The role of the Turkish army is anchored in the country's constitution. It - the military - and not the political establishment, neither politicians, nor public, is charged with safeguarding the secular constitution.

Hence, when it appears to the military command that political leaders are deviating from the constitutional path, the army steps in. Such intervention has sometimes ended in the suspension of civil rule and the coming to power of a military regime, sometimes "only" in the ousting of a too-religious prime minister, or even a blatant and broad hint to the government to cease internal bickering.

"This is the nature of Turkish democracy," a Turkish diplomatic said to Ha'aretz. "It suits us for now, because between you and me, which other organization in Turkey enjoys as much trust and loyalty as the army?" If anyone were to suggest that the situation in Israel was the same, that the army "kept watch" over the politicians and determined what was good for the people, he would be told, at best, that he was in dire need of mental health care.

After all, "there is a government in Israel," as Prime Minister Ariel has declared on more than one occasion - in the State of Israel, the army "belongs" to the government, not the other way round.

But why has the prime minister found it necessary to remind the army of its place, and so frequently too? Why does the defense minister always have to "come out in defense of the army?" Isn't it obvious the government decides and the army executes? It appears that the conflict between the Israel Defense Forces and a number of the politicians has intensified in particular over the past few months, during which the army has been allowed a freer rein and an open account so far as targets for elimination was concerned.

They were months in which the army appeared to fear for the freedom of expression it worked so hard to achieve. This freedom has already been stripped of the slogan "Let the IDF win," which can now be replaced with "Let the IDF fight" - an expression devoid of the obligation to win and the responsibility to produce results.

The most blatant example of this occurred on the eve of Yom Kippur, when the army decided to clear the area around the Termit outpost, using tanks to demolish homes, killing 10 Palestinians, including a 10-year-old boy, and leaving a trail of destruction in its wake.

The "incident" - such a misnomer in the Hebrew language - took place while, on the one hand, Foreign Minister Shimon Peres and Palestinian Authority Chairman Yasser Arafat were busy striving toward some kind of agreement for continuing the process, and, on the other hand, a group of Palestinian terrorists was detonating an explosive device it had managed to get into the outpost through a tunnel, injuring three soldiers.

Peres informed Arafat that Israel would rebuild the outpost. The army, which for months had no idea of the tunnel, decided, so it appears, to exact revenge and not only to "clear the area." The prevailing view among the political echelon was that "the army's response [had been] too heavy-handed."

So what? A few days earlier, Amir Oren had reported here that the IDF viewed the Foreign Ministry, and the minister in particular, as saboteurs, as obstacles preventing the military from fulfilling its duties and overcoming Arafat.

For the IDF, the meeting between Peres and Arafat was itself tantamount to a terrorist act.

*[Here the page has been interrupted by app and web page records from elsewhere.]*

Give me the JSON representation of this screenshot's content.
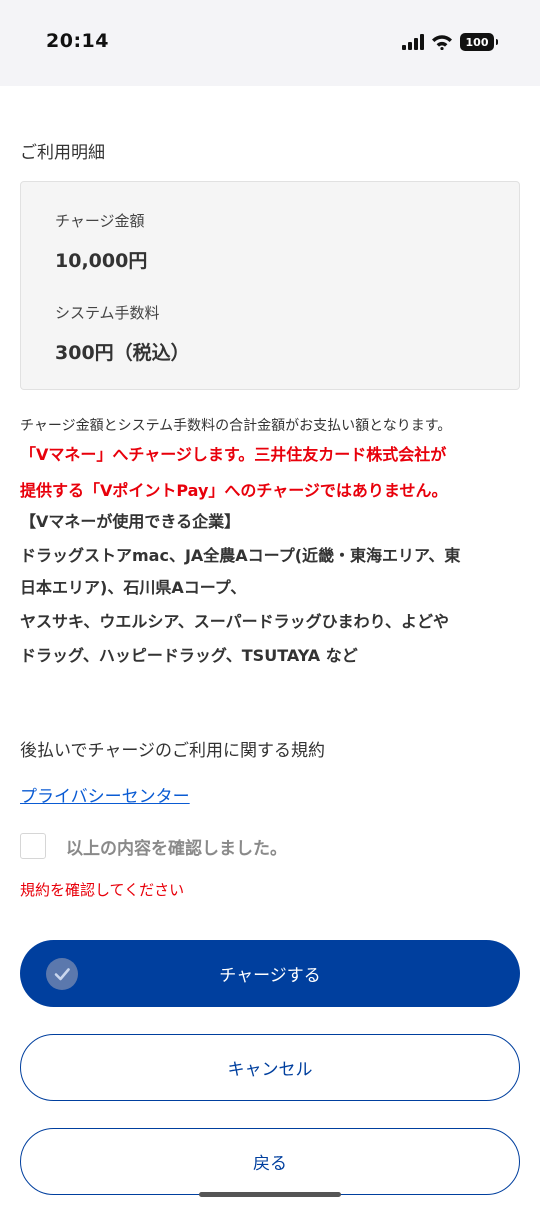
{
  "status_bar": {
    "time": "20:14",
    "battery": "100",
    "icons": [
      "cellular-signal-icon",
      "wifi-icon",
      "battery-icon"
    ]
  },
  "section_title": "ご利用明細",
  "details": {
    "charge_amount_label": "チャージ金額",
    "charge_amount_value": "10,000円",
    "system_fee_label": "システム手数料",
    "system_fee_value": "300円（税込）"
  },
  "note": "チャージ金額とシステム手数料の合計金額がお支払い額となります。",
  "warning_lines": [
    "「Vマネー」へチャージします。三井住友カード株式会社が",
    "提供する「VポイントPay」へのチャージではありません。"
  ],
  "companies": {
    "heading": "【Vマネーが使用できる企業】",
    "line1": "ドラッグストアmac、JA全農Aコープ(近畿・東海エリア、東",
    "line2": "日本エリア)、石川県Aコープ、",
    "line3": "ヤスサキ、ウエルシア、スーパードラッグひまわり、よどや",
    "line4": "ドラッグ、ハッピードラッグ、TSUTAYA など"
  },
  "terms": {
    "title": "後払いでチャージのご利用に関する規約",
    "privacy_link": "プライバシーセンター",
    "checkbox_label": "以上の内容を確認しました。",
    "checkbox_checked": false,
    "error": "規約を確認してください"
  },
  "buttons": {
    "charge": "チャージする",
    "cancel": "キャンセル",
    "back": "戻る"
  },
  "colors": {
    "primary": "#003f9e",
    "warning": "#e8000b",
    "link": "#0a5bd3"
  }
}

When this is the attitude of the army, there is only one way to foil such a terror attack - by means of an appropriate IDF response that will prove that there are those who try to forge policy, and those who determine it.

Perhaps the army isn't like that at all, no doubt a thorough investigation of the incident would yield fitting operational explanations for each of the deaths, including that of the child. But an entire year of the intifada has seen the opening of only 150 investigations into the violation of orders, with the submission of just one indictment.

This makes difficult not to conclude the army has its own agenda and has no intentions of allowing the politicians to stop it from performing the duty with which it has been entrusted by the people.

In such a situation, it is no wonder that the prime minister has been too frequently called on to remind the army of its place; and perhaps it would be a good idea for him to slightly alter his declaration. Instead of saying there is a government in Israel, it would be more pertinent were he to remind the army there is only one government in Israel.